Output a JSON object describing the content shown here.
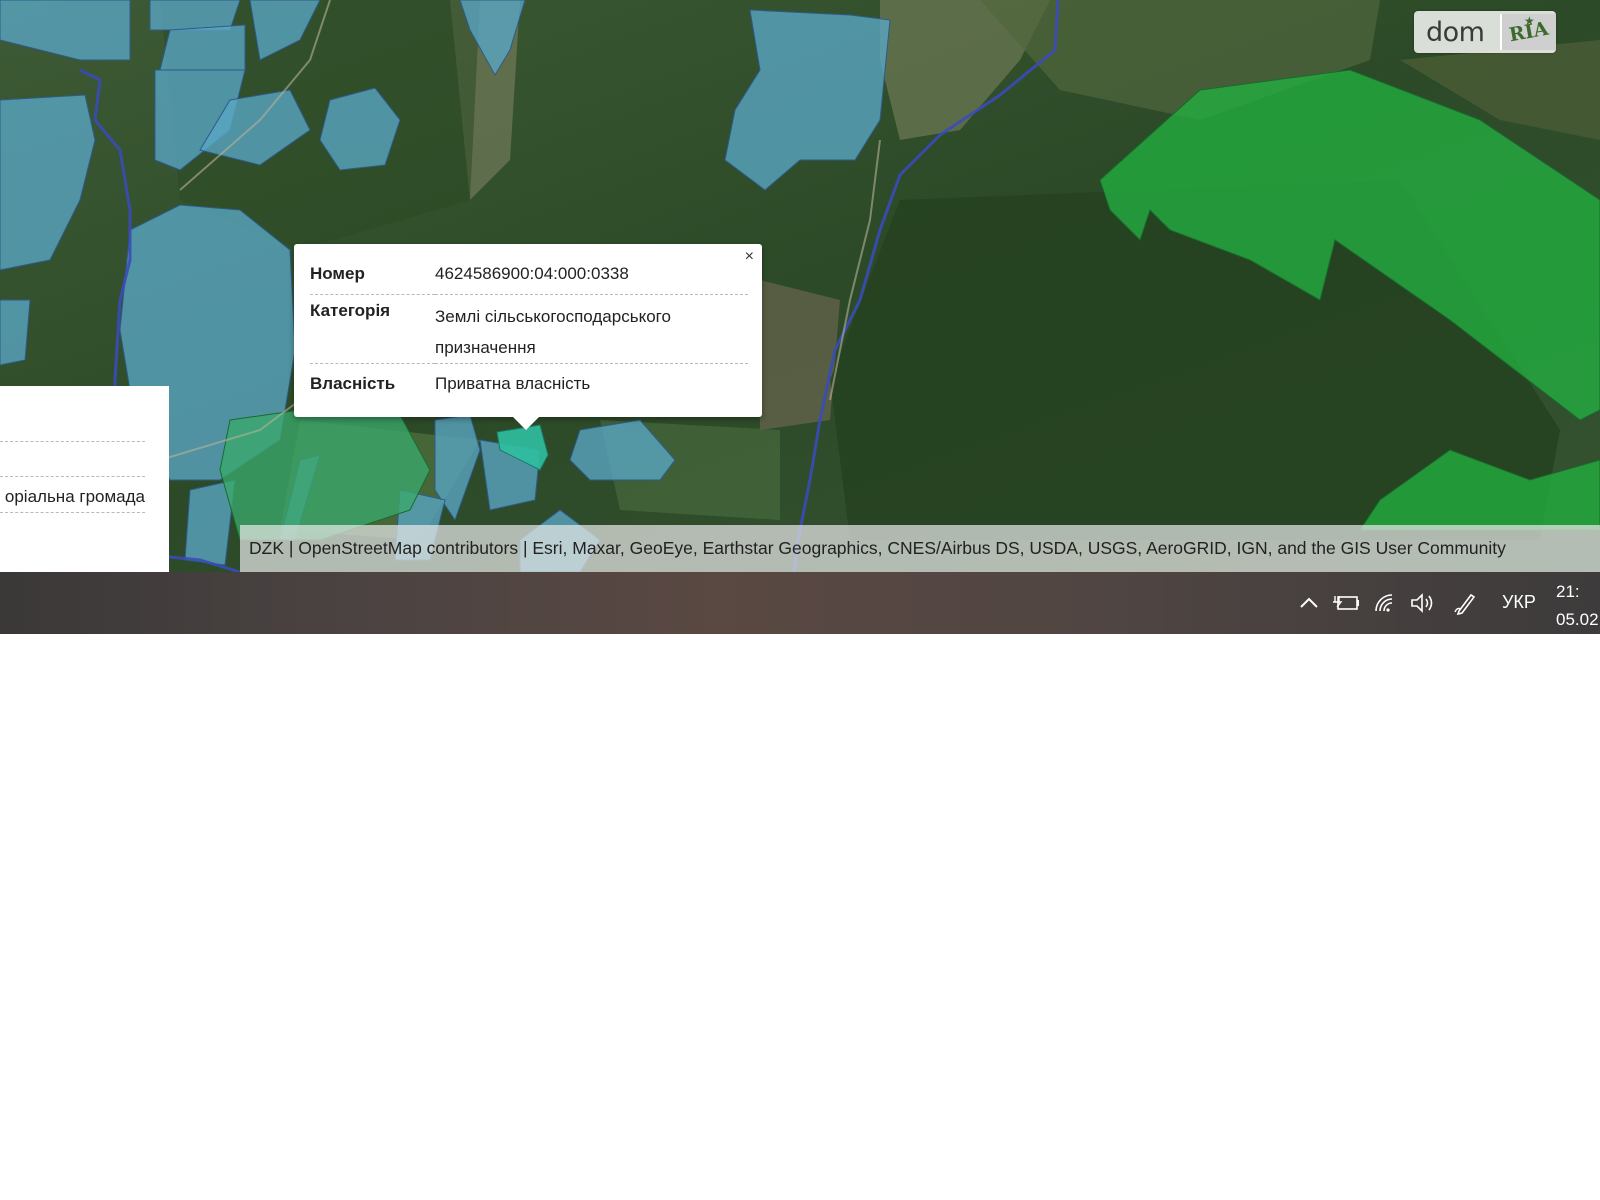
{
  "brand": {
    "logo_dom": "dom",
    "logo_ria": "RIA"
  },
  "popup": {
    "close_label": "×",
    "rows": [
      {
        "key": "Номер",
        "value": "4624586900:04:000:0338"
      },
      {
        "key": "Категорія",
        "value": "Землі сільськогосподарського призначення"
      },
      {
        "key": "Власність",
        "value": "Приватна власність"
      }
    ]
  },
  "left_panel": {
    "partial_text": "оріальна громада"
  },
  "map": {
    "attribution": "DZK | OpenStreetMap contributors | Esri, Maxar, GeoEye, Earthstar Geographics, CNES/Airbus DS, USDA, USGS, AeroGRID, IGN, and the GIS User Community",
    "colors": {
      "agri_parcel": "#5aa6c4",
      "forest_parcel": "#1fa83a",
      "selected_parcel": "#2fbfa0",
      "boundary": "#3b4bb8"
    }
  },
  "taskbar": {
    "icons": [
      "chevron-up-icon",
      "battery-charging-icon",
      "wifi-icon",
      "speaker-icon",
      "pen-icon"
    ],
    "language": "УКР",
    "time": "21:",
    "date": "05.02"
  }
}
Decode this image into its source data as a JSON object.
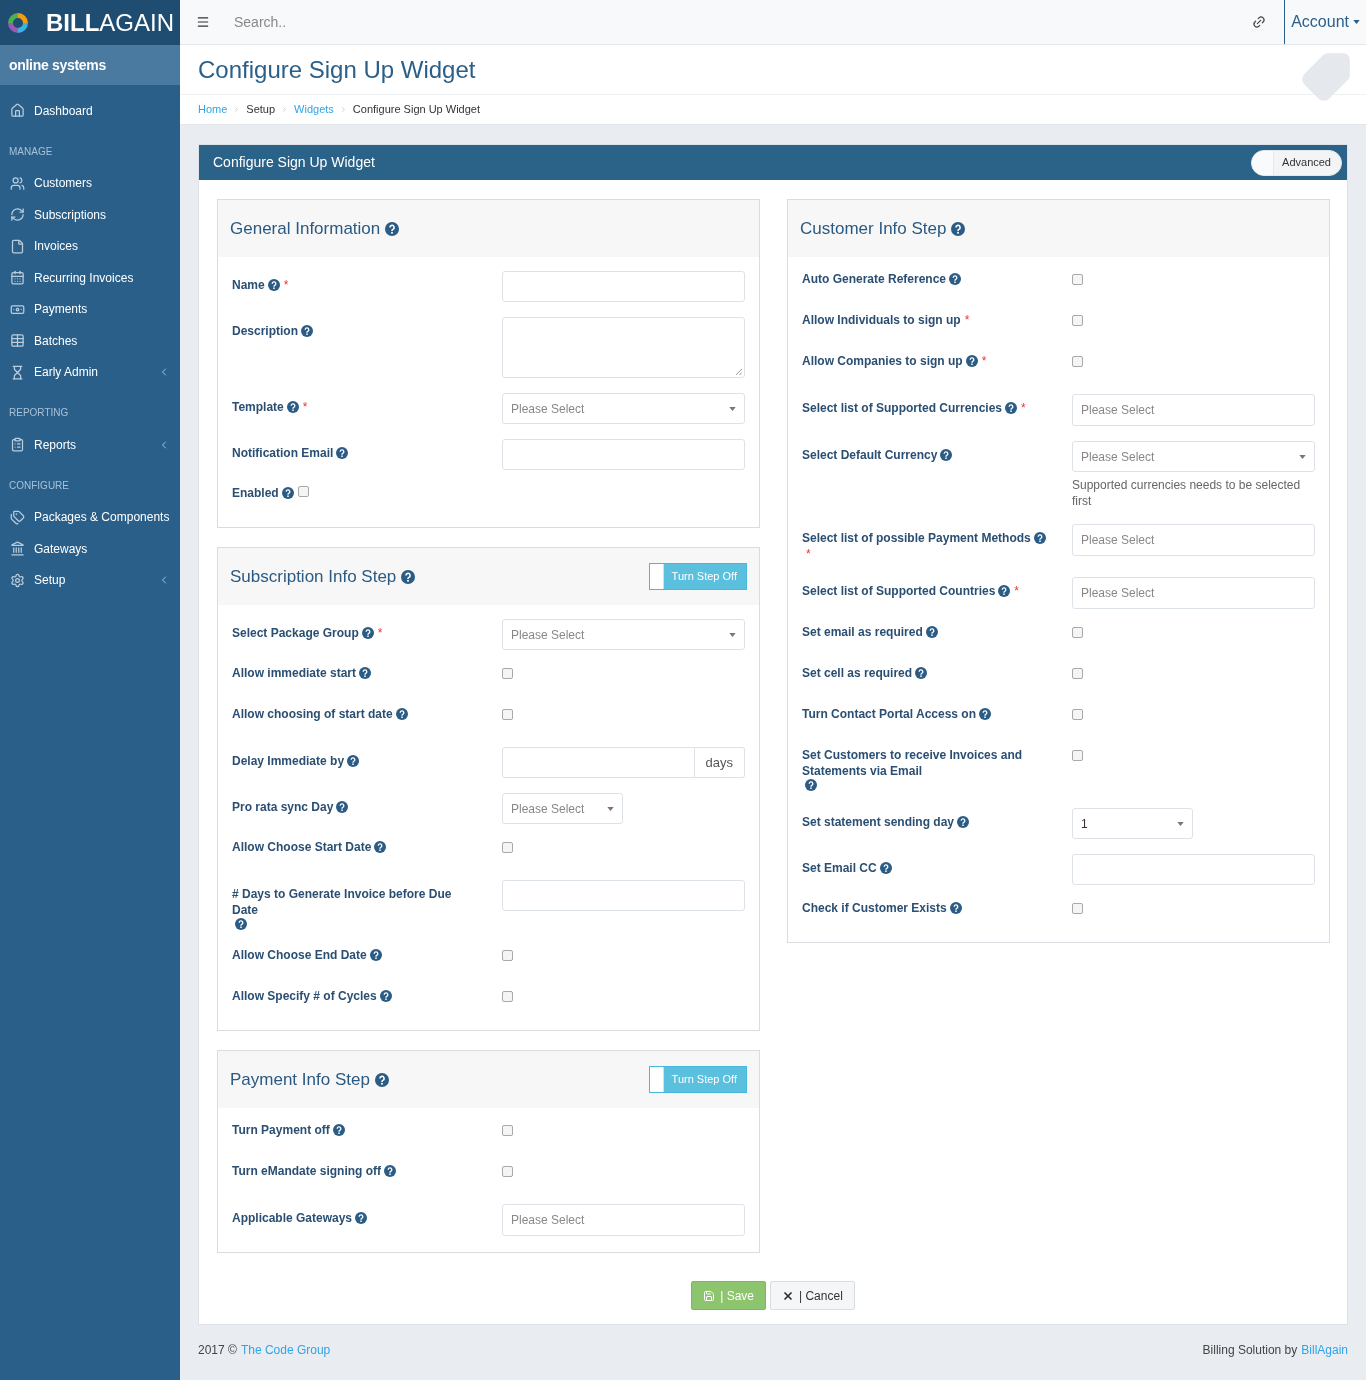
{
  "brand": {
    "logo_text": "**BILL**AGAIN",
    "org": "online systems"
  },
  "sidebar": {
    "groups": [
      {
        "items": [
          {
            "label": "Dashboard",
            "expandable": false
          }
        ]
      },
      {
        "heading": "MANAGE",
        "items": [
          {
            "label": "Customers",
            "expandable": false
          },
          {
            "label": "Subscriptions",
            "expandable": false
          },
          {
            "label": "Invoices",
            "expandable": false
          },
          {
            "label": "Recurring Invoices",
            "expandable": false
          },
          {
            "label": "Payments",
            "expandable": false
          },
          {
            "label": "Batches",
            "expandable": false
          },
          {
            "label": "Early Admin",
            "expandable": true
          }
        ]
      },
      {
        "heading": "REPORTING",
        "items": [
          {
            "label": "Reports",
            "expandable": true
          }
        ]
      },
      {
        "heading": "CONFIGURE",
        "items": [
          {
            "label": "Packages & Components",
            "expandable": false
          },
          {
            "label": "Gateways",
            "expandable": false
          },
          {
            "label": "Setup",
            "expandable": true
          }
        ]
      }
    ]
  },
  "topbar": {
    "search": {
      "placeholder": "Search.."
    },
    "account": "Account"
  },
  "page": {
    "title": "Configure Sign Up Widget",
    "breadcrumb": [
      {
        "label": "Home",
        "link": true
      },
      {
        "label": "Setup",
        "link": false
      },
      {
        "label": "Widgets",
        "link": true
      },
      {
        "label": "Configure Sign Up Widget",
        "link": false
      }
    ]
  },
  "panel": {
    "title": "Configure Sign Up Widget",
    "advanced": {
      "label": "Advanced",
      "on": false
    }
  },
  "columns": [
    [
      {
        "title": "General Information",
        "fields": [
          {
            "label": "Name",
            "help": true,
            "mark": "*",
            "kind": "text"
          },
          {
            "label": "Description",
            "help": true,
            "kind": "textarea"
          },
          {
            "label": "Template",
            "help": true,
            "mark": "*",
            "kind": "select",
            "placeholder": "Please Select"
          },
          {
            "label": "Notification Email",
            "help": true,
            "kind": "text"
          },
          {
            "label": "Enabled",
            "help": true,
            "kind": "inline_checkbox",
            "checked": false
          }
        ]
      },
      {
        "title": "Subscription Info Step",
        "toggle": {
          "label": "Turn Step Off",
          "on": true
        },
        "fields": [
          {
            "label": "Select Package Group",
            "help": true,
            "mark": "*",
            "kind": "select",
            "placeholder": "Please Select"
          },
          {
            "label": "Allow immediate start",
            "help": true,
            "kind": "checkbox",
            "checked": false
          },
          {
            "label": "Allow choosing of start date",
            "help": true,
            "kind": "checkbox",
            "checked": false
          },
          {
            "label": "Delay Immediate by",
            "help": true,
            "kind": "addon",
            "addon": "days"
          },
          {
            "label": "Pro rata sync Day",
            "help": true,
            "kind": "short_select",
            "placeholder": "Please Select"
          },
          {
            "label": "Allow Choose Start Date",
            "help": true,
            "kind": "checkbox",
            "checked": false
          },
          {
            "label": "# Days to Generate Invoice before Due Date",
            "help": true,
            "kind": "text"
          },
          {
            "label": "Allow Choose End Date",
            "help": true,
            "kind": "checkbox",
            "checked": false
          },
          {
            "label": "Allow Specify # of Cycles",
            "help": true,
            "kind": "checkbox",
            "checked": false
          }
        ]
      },
      {
        "title": "Payment Info Step",
        "toggle": {
          "label": "Turn Step Off",
          "on": true
        },
        "fields": [
          {
            "label": "Turn Payment off",
            "help": true,
            "kind": "checkbox",
            "checked": false
          },
          {
            "label": "Turn eMandate signing off",
            "help": true,
            "kind": "checkbox",
            "checked": false
          },
          {
            "label": "Applicable Gateways",
            "help": true,
            "kind": "multiselect",
            "placeholder": "Please Select"
          }
        ]
      }
    ],
    [
      {
        "title": "Customer Info Step",
        "fields": [
          {
            "label": "Auto Generate Reference",
            "help": true,
            "kind": "checkbox",
            "checked": false
          },
          {
            "label": "Allow Individuals to sign up",
            "help": false,
            "mark": "*",
            "kind": "checkbox",
            "checked": false
          },
          {
            "label": "Allow Companies to sign up",
            "help": true,
            "mark": "*",
            "kind": "checkbox",
            "checked": false
          },
          {
            "label": "Select list of Supported Currencies",
            "help": true,
            "mark": "*",
            "kind": "multiselect",
            "placeholder": "Please Select"
          },
          {
            "label": "Select Default Currency",
            "help": true,
            "kind": "select",
            "placeholder": "Please Select",
            "note": "Supported currencies needs to be selected first"
          },
          {
            "label": "Select list of possible Payment Methods",
            "help": true,
            "mark": "*",
            "kind": "multiselect",
            "placeholder": "Please Select"
          },
          {
            "label": "Select list of Supported Countries",
            "help": true,
            "mark": "*",
            "kind": "multiselect",
            "placeholder": "Please Select"
          },
          {
            "label": "Set email as required",
            "help": true,
            "kind": "checkbox",
            "checked": false
          },
          {
            "label": "Set cell as required",
            "help": true,
            "kind": "checkbox",
            "checked": false
          },
          {
            "label": "Turn Contact Portal Access on",
            "help": true,
            "kind": "checkbox",
            "checked": false
          },
          {
            "label": "Set Customers to receive Invoices and Statements via Email",
            "help": true,
            "kind": "checkbox",
            "checked": false
          },
          {
            "label": "Set statement sending day",
            "help": true,
            "kind": "short_select",
            "value": "1"
          },
          {
            "label": "Set Email CC",
            "help": true,
            "kind": "text"
          },
          {
            "label": "Check if Customer Exists",
            "help": true,
            "kind": "checkbox",
            "checked": false
          }
        ]
      }
    ]
  ],
  "actions": [
    {
      "kind": "save",
      "label": "| Save"
    },
    {
      "kind": "cancel",
      "label": "| Cancel"
    }
  ],
  "footer": {
    "left_text": "2017 ©",
    "left_link": "The Code Group",
    "right_text": "Billing Solution by",
    "right_link": "BillAgain"
  }
}
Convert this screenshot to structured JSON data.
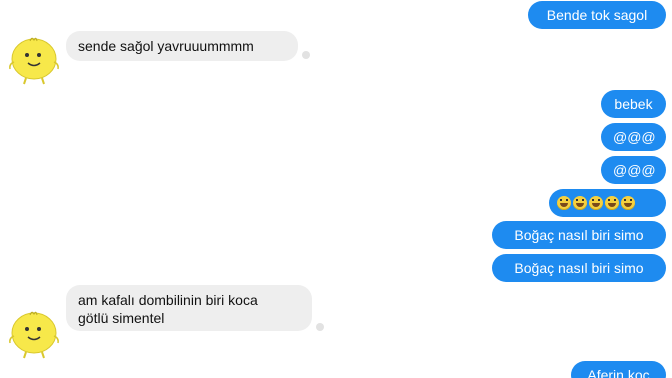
{
  "conversation": {
    "messages": [
      {
        "side": "out",
        "text": "Bende tok sagol"
      },
      {
        "side": "in",
        "text": "sende sağol yavruuummmm",
        "avatar": "simsimi-yellow-avatar"
      },
      {
        "side": "out",
        "text": "bebek"
      },
      {
        "side": "out",
        "text": "@@@"
      },
      {
        "side": "out",
        "text": "@@@"
      },
      {
        "side": "out",
        "text": "😂😂😂😂😂",
        "type": "emoji"
      },
      {
        "side": "out",
        "text": "Boğaç nasıl biri simo"
      },
      {
        "side": "out",
        "text": "Boğaç nasıl biri simo"
      },
      {
        "side": "in",
        "text": "am kafalı dombilinin biri koca\ngötlü simentel",
        "avatar": "simsimi-yellow-avatar"
      },
      {
        "side": "out",
        "text": "Aferin koç"
      }
    ]
  },
  "colors": {
    "outgoing_bubble": "#1e8bf0",
    "incoming_bubble": "#eeeeee",
    "avatar": "#f7e84a"
  }
}
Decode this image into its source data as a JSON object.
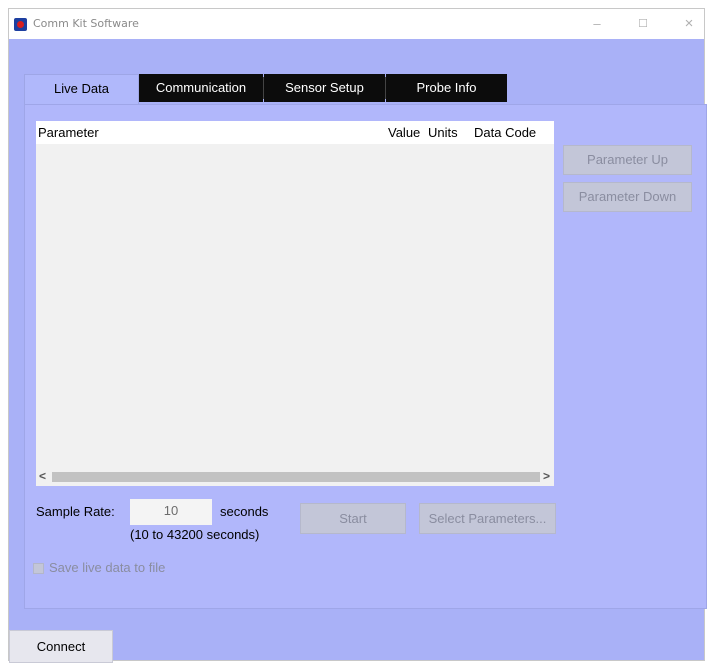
{
  "window": {
    "title": "Comm Kit Software",
    "minimize": "–",
    "maximize": "☐",
    "close": "×"
  },
  "tabs": [
    {
      "label": "Live Data",
      "active": true
    },
    {
      "label": "Communication",
      "active": false
    },
    {
      "label": "Sensor Setup",
      "active": false
    },
    {
      "label": "Probe Info",
      "active": false
    }
  ],
  "table": {
    "columns": [
      "Parameter",
      "Value",
      "Units",
      "Data Code"
    ],
    "rows": [],
    "scroll_left": "<",
    "scroll_right": ">"
  },
  "side_buttons": {
    "up": "Parameter Up",
    "down": "Parameter Down"
  },
  "sample": {
    "label": "Sample Rate:",
    "value": "10",
    "units": "seconds",
    "range": "(10 to 43200 seconds)"
  },
  "actions": {
    "start": "Start",
    "select_parameters": "Select Parameters..."
  },
  "save_to_file": {
    "label": "Save live data to file",
    "checked": false
  },
  "connect": "Connect",
  "colors": {
    "background": "#a9b1f7",
    "panel": "#b1b7fb",
    "tab_inactive": "#0c0c0c"
  }
}
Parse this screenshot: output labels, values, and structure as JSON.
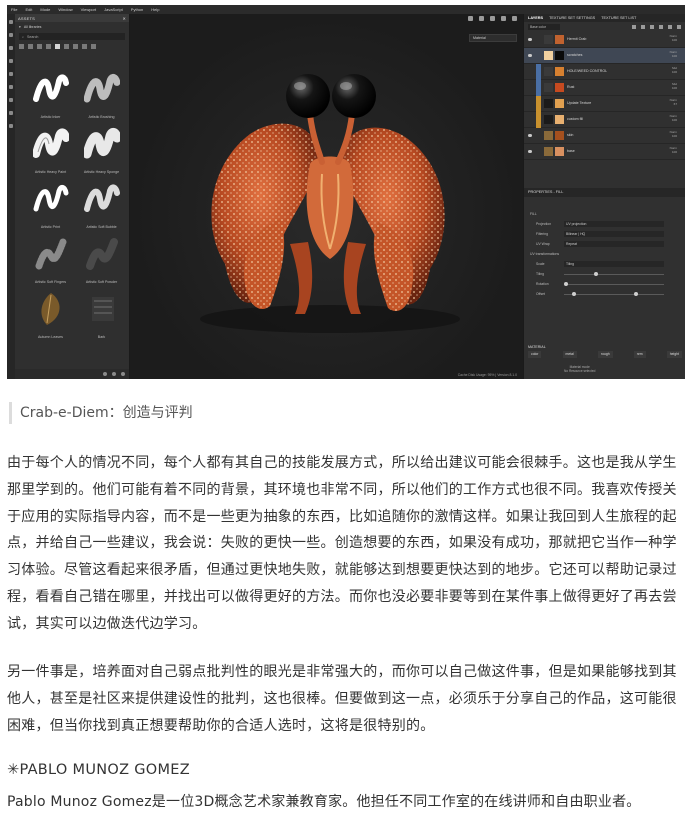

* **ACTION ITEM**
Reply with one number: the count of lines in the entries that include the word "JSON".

* **ANSWER SECTION**
5